Find how many lines of the listing include the string "orange", and report only that figure.
*** Begin section ***
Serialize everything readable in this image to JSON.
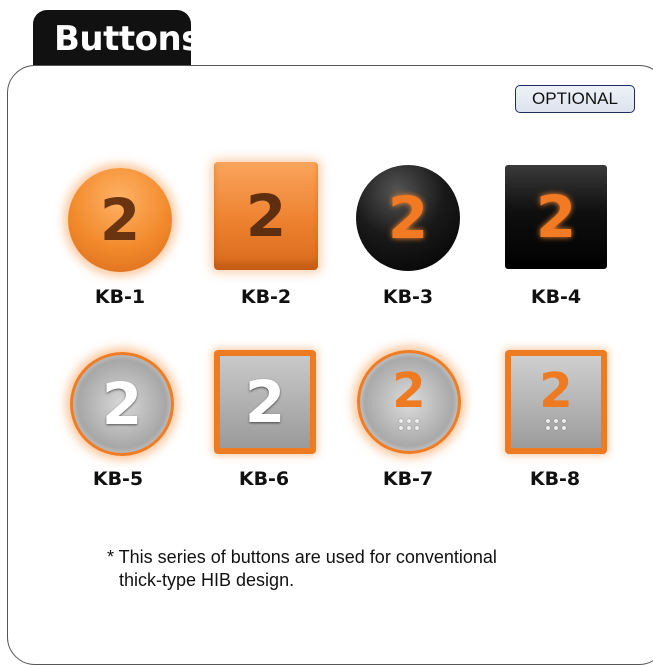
{
  "header": {
    "title": "Buttons"
  },
  "badge": {
    "label": "OPTIONAL"
  },
  "buttons": [
    {
      "id": "KB-1",
      "number": "2",
      "shape": "round",
      "finish": "orange"
    },
    {
      "id": "KB-2",
      "number": "2",
      "shape": "square",
      "finish": "orange"
    },
    {
      "id": "KB-3",
      "number": "2",
      "shape": "round",
      "finish": "black"
    },
    {
      "id": "KB-4",
      "number": "2",
      "shape": "square",
      "finish": "black"
    },
    {
      "id": "KB-5",
      "number": "2",
      "shape": "round",
      "finish": "steel-orange-ring"
    },
    {
      "id": "KB-6",
      "number": "2",
      "shape": "square",
      "finish": "steel-orange-frame"
    },
    {
      "id": "KB-7",
      "number": "2",
      "shape": "round",
      "finish": "steel-orange-ring-braille"
    },
    {
      "id": "KB-8",
      "number": "2",
      "shape": "square",
      "finish": "steel-orange-frame-braille"
    }
  ],
  "note": {
    "line1": "* This series of buttons are used for conventional",
    "line2": "thick-type HIB design."
  },
  "colors": {
    "accent": "#ee7a22",
    "dark": "#111111",
    "badge_border": "#1f2d5c"
  }
}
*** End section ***
THE ANSWER:
6